- WHAT IS NEEDED
Find the string "JSON" in the records and copy each line where it occurs.

- DATA TO USE
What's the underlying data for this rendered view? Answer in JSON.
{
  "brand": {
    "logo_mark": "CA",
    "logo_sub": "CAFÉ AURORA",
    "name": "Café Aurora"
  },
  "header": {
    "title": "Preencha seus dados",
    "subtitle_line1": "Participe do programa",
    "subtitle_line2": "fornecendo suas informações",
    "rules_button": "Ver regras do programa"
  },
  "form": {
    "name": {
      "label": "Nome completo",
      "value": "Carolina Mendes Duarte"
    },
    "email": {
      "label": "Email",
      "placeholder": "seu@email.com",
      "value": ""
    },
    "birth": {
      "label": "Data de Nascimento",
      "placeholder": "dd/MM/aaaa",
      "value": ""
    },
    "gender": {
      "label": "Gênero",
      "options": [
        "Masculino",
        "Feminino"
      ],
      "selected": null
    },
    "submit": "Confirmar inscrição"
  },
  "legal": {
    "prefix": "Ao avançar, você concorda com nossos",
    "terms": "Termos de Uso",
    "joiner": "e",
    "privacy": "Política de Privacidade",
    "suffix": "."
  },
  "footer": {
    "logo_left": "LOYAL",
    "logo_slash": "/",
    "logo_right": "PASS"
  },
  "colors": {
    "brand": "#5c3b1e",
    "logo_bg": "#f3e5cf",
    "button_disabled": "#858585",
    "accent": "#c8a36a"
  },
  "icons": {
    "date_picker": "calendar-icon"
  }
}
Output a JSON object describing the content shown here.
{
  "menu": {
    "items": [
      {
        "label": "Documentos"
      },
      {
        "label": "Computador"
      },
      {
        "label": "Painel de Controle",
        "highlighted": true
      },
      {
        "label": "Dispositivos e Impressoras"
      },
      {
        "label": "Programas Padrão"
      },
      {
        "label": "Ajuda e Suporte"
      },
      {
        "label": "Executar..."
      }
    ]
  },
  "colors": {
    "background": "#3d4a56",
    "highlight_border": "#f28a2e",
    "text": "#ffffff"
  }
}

- SOLUTION
What's the underlying data for this rendered view? Answer in JSON.
Output a JSON object describing the content shown here.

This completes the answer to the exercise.